→ EXERCISE PROMPT: Go through the material below and copy all lines with "this".

→ MATERIAL FOR THE TASK:
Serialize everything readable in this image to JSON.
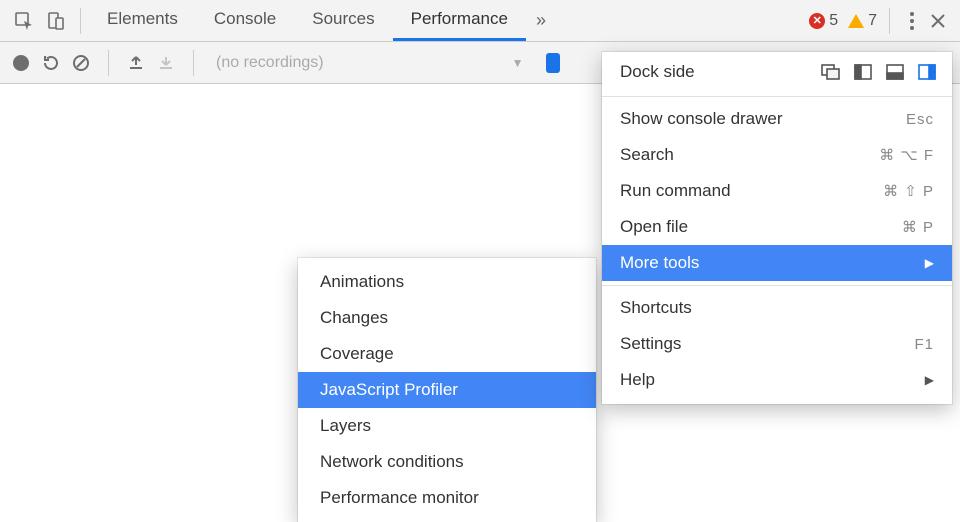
{
  "tabs": {
    "elements": "Elements",
    "console": "Console",
    "sources": "Sources",
    "performance": "Performance"
  },
  "tabs_overflow_glyph": "»",
  "status": {
    "errors": "5",
    "warnings": "7"
  },
  "toolbar2": {
    "no_recordings": "(no recordings)"
  },
  "main_menu": {
    "dock_side": "Dock side",
    "show_console": "Show console drawer",
    "show_console_kb": "Esc",
    "search": "Search",
    "search_kb": "⌘ ⌥ F",
    "run_command": "Run command",
    "run_command_kb": "⌘ ⇧ P",
    "open_file": "Open file",
    "open_file_kb": "⌘ P",
    "more_tools": "More tools",
    "shortcuts": "Shortcuts",
    "settings": "Settings",
    "settings_kb": "F1",
    "help": "Help"
  },
  "sub_menu": {
    "animations": "Animations",
    "changes": "Changes",
    "coverage": "Coverage",
    "js_profiler": "JavaScript Profiler",
    "layers": "Layers",
    "network_conditions": "Network conditions",
    "performance_monitor": "Performance monitor"
  }
}
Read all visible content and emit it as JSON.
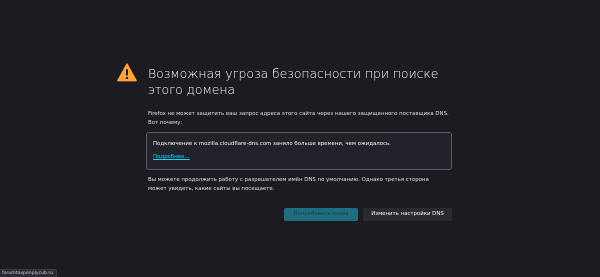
{
  "error_page": {
    "icon": "warning-triangle-icon",
    "title": "Возможная угроза безопасности при поиске этого домена",
    "description": "Firefox не может защитить ваш запрос адреса этого сайта через нашего защищенного поставщика DNS. Вот почему:",
    "details": {
      "message": "Подключение к mozilla.cloudflare-dns.com заняло больше времени, чем ожидалось.",
      "link_label": "Подробнее…"
    },
    "info": "Вы можете продолжить работу с разрешателем имён DNS по умолчанию. Однако третья сторона может увидеть, какие сайты вы посещаете.",
    "buttons": {
      "retry_label": "Попробовать снова",
      "settings_label": "Изменить настройки DNS"
    }
  },
  "status_bar": {
    "url": "forumtaxpenplycub.ru"
  },
  "colors": {
    "background": "#1c1b22",
    "warning": "#ffa436",
    "link": "#00ddff",
    "primary_button": "#1f6e7f"
  }
}
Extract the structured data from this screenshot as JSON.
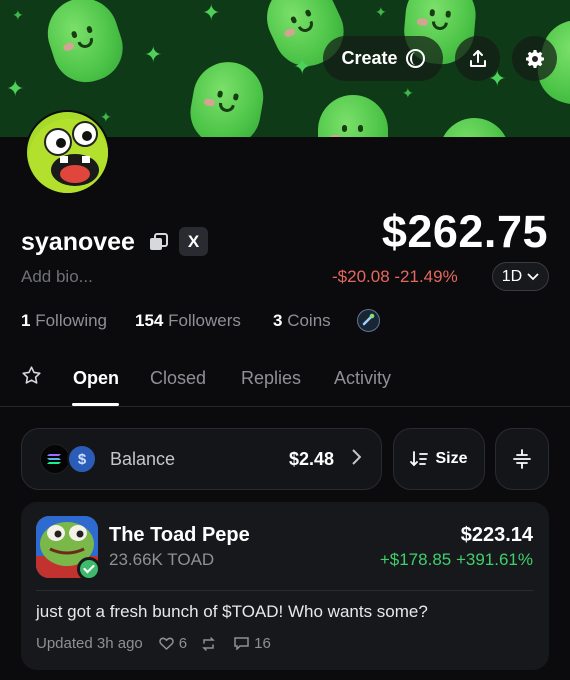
{
  "header": {
    "create_label": "Create"
  },
  "profile": {
    "username": "syanovee",
    "x_label": "X",
    "bio_placeholder": "Add bio...",
    "portfolio_value": "$262.75",
    "change_text": "-$20.08 -21.49%",
    "period": "1D",
    "following_count": "1",
    "following_label": "Following",
    "followers_count": "154",
    "followers_label": "Followers",
    "coins_count": "3",
    "coins_label": "Coins"
  },
  "tabs": [
    {
      "label": "Open",
      "active": true
    },
    {
      "label": "Closed",
      "active": false
    },
    {
      "label": "Replies",
      "active": false
    },
    {
      "label": "Activity",
      "active": false
    }
  ],
  "balance": {
    "label": "Balance",
    "value": "$2.48",
    "usd_symbol": "$",
    "size_label": "Size"
  },
  "holdings": [
    {
      "name": "The Toad Pepe",
      "amount": "23.66K TOAD",
      "value": "$223.14",
      "change": "+$178.85 +391.61%",
      "description": "just got a fresh bunch of $TOAD! Who wants some?",
      "updated": "Updated 3h ago",
      "likes": "6",
      "comments": "16"
    }
  ],
  "colors": {
    "background": "#0b0b0e",
    "negative": "#e5675f",
    "positive": "#3fcf6b",
    "banner_green": "#4cc447"
  },
  "icons": [
    "copy-icon",
    "x-logo-icon",
    "chevron-down-icon",
    "coin-icon",
    "star-icon",
    "share-icon",
    "gear-icon",
    "sort-icon",
    "filter-icon",
    "heart-icon",
    "repost-icon",
    "comment-icon"
  ]
}
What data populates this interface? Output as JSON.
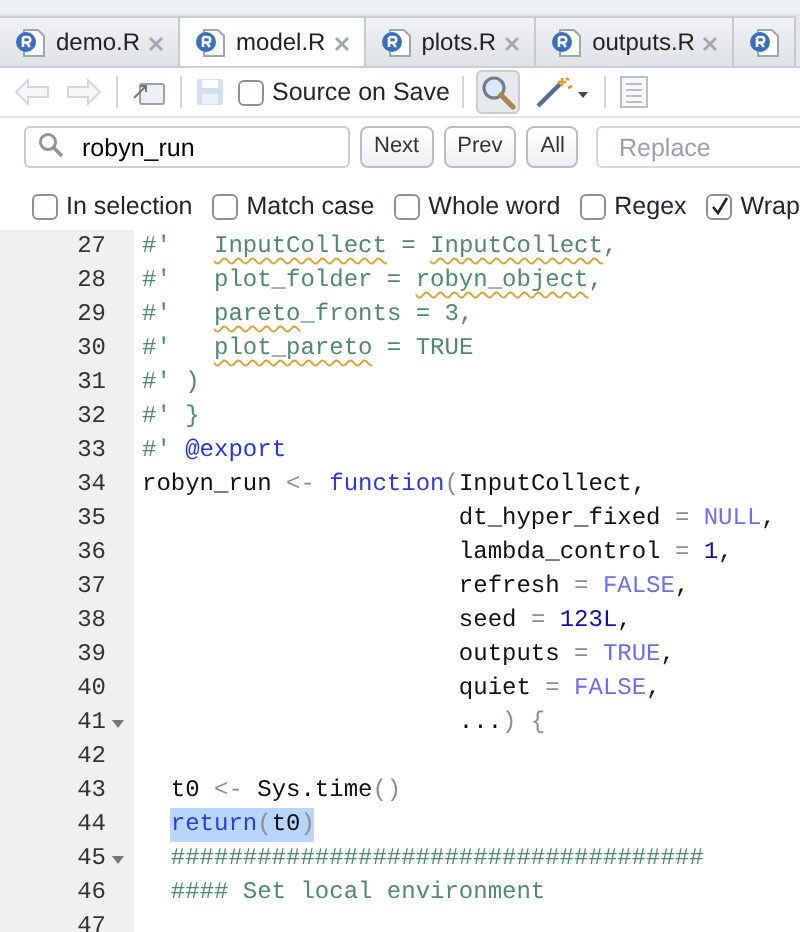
{
  "tabs": [
    {
      "label": "demo.R",
      "selected": false
    },
    {
      "label": "model.R",
      "selected": true
    },
    {
      "label": "plots.R",
      "selected": false
    },
    {
      "label": "outputs.R",
      "selected": false
    },
    {
      "selected": false
    }
  ],
  "toolbar": [
    {
      "kind": "back",
      "disabled": true
    },
    {
      "kind": "forward",
      "disabled": true
    },
    {
      "kind": "popout"
    },
    {
      "kind": "save",
      "disabled": true
    },
    {
      "kind": "checkbox",
      "label": "Source on Save",
      "checked": false
    },
    {
      "kind": "find",
      "pressed": true
    },
    {
      "kind": "wand"
    },
    {
      "kind": "outline"
    }
  ],
  "find_bar": {
    "query": "robyn_run",
    "buttons": [
      "Next",
      "Prev",
      "All"
    ],
    "replace_placeholder": "Replace"
  },
  "find_options": [
    {
      "label": "In selection",
      "checked": false
    },
    {
      "label": "Match case",
      "checked": false
    },
    {
      "label": "Whole word",
      "checked": false
    },
    {
      "label": "Regex",
      "checked": false
    },
    {
      "label": "Wrap",
      "checked": true
    }
  ],
  "editor": {
    "lines": [
      {
        "number": "27",
        "tokens": [
          {
            "text": "#'   ",
            "kind": "comment"
          },
          {
            "text": "InputCollect",
            "kind": "misspelled"
          },
          {
            "text": " = ",
            "kind": "comment"
          },
          {
            "text": "InputCollect",
            "kind": "misspelled"
          },
          {
            "text": ",",
            "kind": "comment"
          }
        ]
      },
      {
        "number": "28",
        "tokens": [
          {
            "text": "#'   plot_folder = ",
            "kind": "comment"
          },
          {
            "text": "robyn_object",
            "kind": "misspelled"
          },
          {
            "text": ",",
            "kind": "comment"
          }
        ]
      },
      {
        "number": "29",
        "tokens": [
          {
            "text": "#'   ",
            "kind": "comment"
          },
          {
            "text": "pareto",
            "kind": "misspelled"
          },
          {
            "text": "_fronts = 3,",
            "kind": "comment"
          }
        ]
      },
      {
        "number": "30",
        "tokens": [
          {
            "text": "#'   ",
            "kind": "comment"
          },
          {
            "text": "plot_pareto",
            "kind": "misspelled"
          },
          {
            "text": " = TRUE",
            "kind": "comment"
          }
        ]
      },
      {
        "number": "31",
        "tokens": [
          {
            "text": "#' )",
            "kind": "comment"
          }
        ]
      },
      {
        "number": "32",
        "tokens": [
          {
            "text": "#' }",
            "kind": "comment"
          }
        ]
      },
      {
        "number": "33",
        "tokens": [
          {
            "text": "#' ",
            "kind": "comment"
          },
          {
            "text": "@export",
            "kind": "tag"
          }
        ]
      },
      {
        "number": "34",
        "tokens": [
          {
            "text": "robyn_run ",
            "kind": "code"
          },
          {
            "text": "<- ",
            "kind": "op"
          },
          {
            "text": "function",
            "kind": "keyword"
          },
          {
            "text": "(",
            "kind": "paren"
          },
          {
            "text": "InputCollect,",
            "kind": "code"
          }
        ]
      },
      {
        "number": "35",
        "tokens": [
          {
            "text": "                      dt_hyper_fixed ",
            "kind": "code"
          },
          {
            "text": "= ",
            "kind": "op"
          },
          {
            "text": "NULL",
            "kind": "const"
          },
          {
            "text": ",",
            "kind": "code"
          }
        ]
      },
      {
        "number": "36",
        "tokens": [
          {
            "text": "                      lambda_control ",
            "kind": "code"
          },
          {
            "text": "= ",
            "kind": "op"
          },
          {
            "text": "1",
            "kind": "number"
          },
          {
            "text": ",",
            "kind": "code"
          }
        ]
      },
      {
        "number": "37",
        "tokens": [
          {
            "text": "                      refresh ",
            "kind": "code"
          },
          {
            "text": "= ",
            "kind": "op"
          },
          {
            "text": "FALSE",
            "kind": "const"
          },
          {
            "text": ",",
            "kind": "code"
          }
        ]
      },
      {
        "number": "38",
        "tokens": [
          {
            "text": "                      seed ",
            "kind": "code"
          },
          {
            "text": "= ",
            "kind": "op"
          },
          {
            "text": "123L",
            "kind": "number"
          },
          {
            "text": ",",
            "kind": "code"
          }
        ]
      },
      {
        "number": "39",
        "tokens": [
          {
            "text": "                      outputs ",
            "kind": "code"
          },
          {
            "text": "= ",
            "kind": "op"
          },
          {
            "text": "TRUE",
            "kind": "const"
          },
          {
            "text": ",",
            "kind": "code"
          }
        ]
      },
      {
        "number": "40",
        "tokens": [
          {
            "text": "                      quiet ",
            "kind": "code"
          },
          {
            "text": "= ",
            "kind": "op"
          },
          {
            "text": "FALSE",
            "kind": "const"
          },
          {
            "text": ",",
            "kind": "code"
          }
        ]
      },
      {
        "number": "41",
        "foldable": true,
        "tokens": [
          {
            "text": "                      ...",
            "kind": "code"
          },
          {
            "text": ") {",
            "kind": "paren"
          }
        ]
      },
      {
        "number": "42"
      },
      {
        "number": "43",
        "tokens": [
          {
            "text": "  t0 ",
            "kind": "code"
          },
          {
            "text": "<-",
            "kind": "op"
          },
          {
            "text": " Sys.time",
            "kind": "code"
          },
          {
            "text": "()",
            "kind": "paren"
          }
        ]
      },
      {
        "number": "44",
        "cursor": true,
        "tokens": [
          {
            "text": "  return",
            "kind": "keyword",
            "selected": true
          },
          {
            "text": "(",
            "kind": "paren",
            "selected": true
          },
          {
            "text": "t0",
            "kind": "code",
            "selected": true
          },
          {
            "text": ")",
            "kind": "paren",
            "selected": true
          }
        ]
      },
      {
        "number": "45",
        "foldable": true,
        "tokens": [
          {
            "text": "  #####################################",
            "kind": "comment"
          }
        ]
      },
      {
        "number": "46",
        "tokens": [
          {
            "text": "  #### Set local environment",
            "kind": "comment"
          }
        ]
      },
      {
        "number": "47"
      }
    ]
  }
}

→ TASK OUTPUT:
Serialize everything readable in this image to JSON.
Extract the structured data from this screenshot as JSON.
What data populates this interface? Output as JSON.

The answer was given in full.